#### Given entries
######
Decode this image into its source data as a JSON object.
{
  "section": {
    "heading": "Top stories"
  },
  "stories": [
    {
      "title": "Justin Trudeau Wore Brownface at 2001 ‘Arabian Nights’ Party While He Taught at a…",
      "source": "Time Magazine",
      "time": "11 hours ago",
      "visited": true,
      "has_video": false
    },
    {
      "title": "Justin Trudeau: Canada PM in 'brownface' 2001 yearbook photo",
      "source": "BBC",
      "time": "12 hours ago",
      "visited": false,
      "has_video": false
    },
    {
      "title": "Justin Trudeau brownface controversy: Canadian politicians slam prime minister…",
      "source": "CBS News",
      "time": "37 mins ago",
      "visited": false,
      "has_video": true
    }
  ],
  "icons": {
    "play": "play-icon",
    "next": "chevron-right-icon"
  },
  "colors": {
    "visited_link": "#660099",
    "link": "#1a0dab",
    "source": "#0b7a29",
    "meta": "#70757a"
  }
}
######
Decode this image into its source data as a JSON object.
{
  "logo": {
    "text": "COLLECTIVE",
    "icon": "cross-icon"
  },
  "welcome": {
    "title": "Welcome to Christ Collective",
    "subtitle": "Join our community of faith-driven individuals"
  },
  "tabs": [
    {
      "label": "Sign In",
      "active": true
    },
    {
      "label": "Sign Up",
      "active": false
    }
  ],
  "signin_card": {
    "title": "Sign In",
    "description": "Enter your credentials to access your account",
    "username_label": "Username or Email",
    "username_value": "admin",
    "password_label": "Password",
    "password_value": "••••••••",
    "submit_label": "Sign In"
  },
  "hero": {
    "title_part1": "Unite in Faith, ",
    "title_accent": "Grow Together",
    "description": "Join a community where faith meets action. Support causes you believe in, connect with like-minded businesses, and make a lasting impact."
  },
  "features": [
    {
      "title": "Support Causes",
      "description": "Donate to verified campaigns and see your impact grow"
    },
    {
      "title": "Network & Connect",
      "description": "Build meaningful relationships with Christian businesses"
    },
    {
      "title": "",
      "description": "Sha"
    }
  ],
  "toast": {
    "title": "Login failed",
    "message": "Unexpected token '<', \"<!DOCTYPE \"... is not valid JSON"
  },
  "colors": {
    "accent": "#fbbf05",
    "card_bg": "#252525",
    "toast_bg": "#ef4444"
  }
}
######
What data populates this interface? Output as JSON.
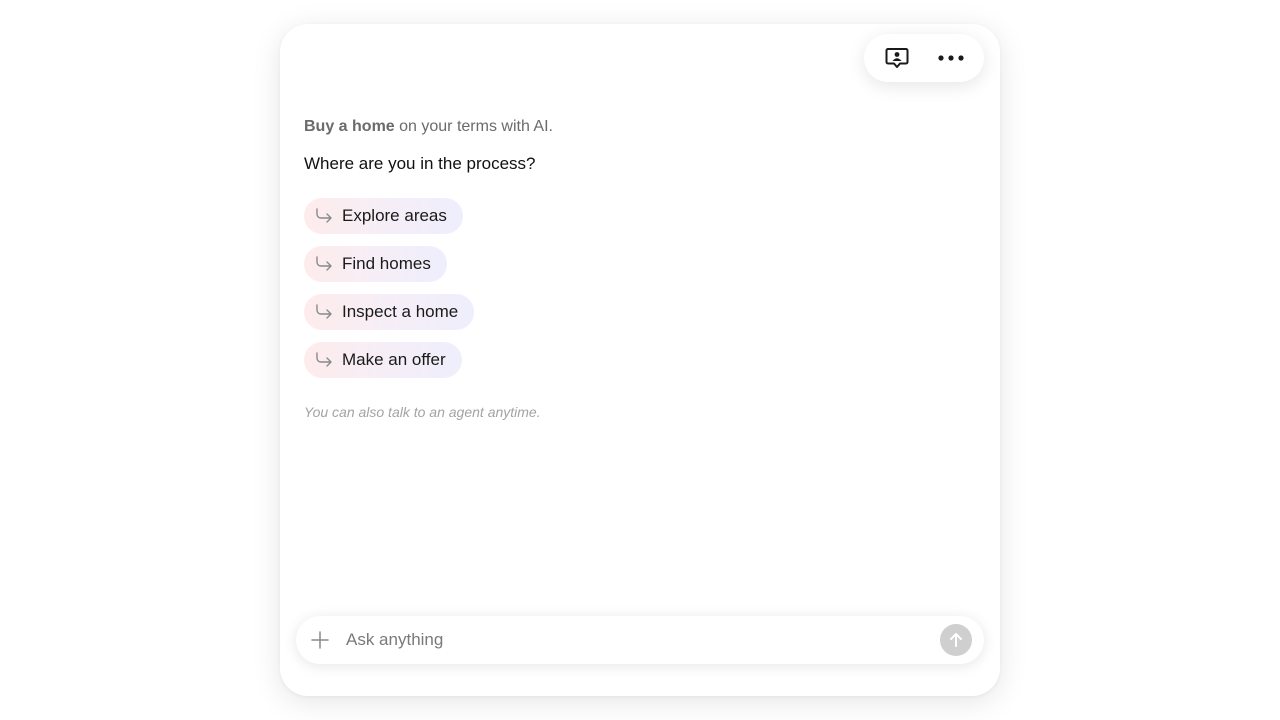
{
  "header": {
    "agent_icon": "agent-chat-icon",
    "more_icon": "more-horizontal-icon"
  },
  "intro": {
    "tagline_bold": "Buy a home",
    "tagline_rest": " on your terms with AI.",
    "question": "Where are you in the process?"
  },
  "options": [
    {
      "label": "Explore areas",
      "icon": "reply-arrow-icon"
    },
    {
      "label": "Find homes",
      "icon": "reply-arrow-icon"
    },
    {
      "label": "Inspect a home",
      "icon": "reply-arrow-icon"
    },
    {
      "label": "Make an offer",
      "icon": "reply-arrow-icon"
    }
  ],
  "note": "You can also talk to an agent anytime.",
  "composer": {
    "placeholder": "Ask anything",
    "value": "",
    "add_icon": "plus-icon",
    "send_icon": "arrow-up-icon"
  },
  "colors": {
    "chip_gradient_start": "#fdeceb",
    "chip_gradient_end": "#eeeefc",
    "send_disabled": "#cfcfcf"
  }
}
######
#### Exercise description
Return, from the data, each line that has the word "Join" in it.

#### Result for this task
    "subtitle": "Join our community of faith-driven individuals"
    "description": "Join a community where faith meets action. Support causes you believe in, connect with like-minded businesses, and make a lasting impact."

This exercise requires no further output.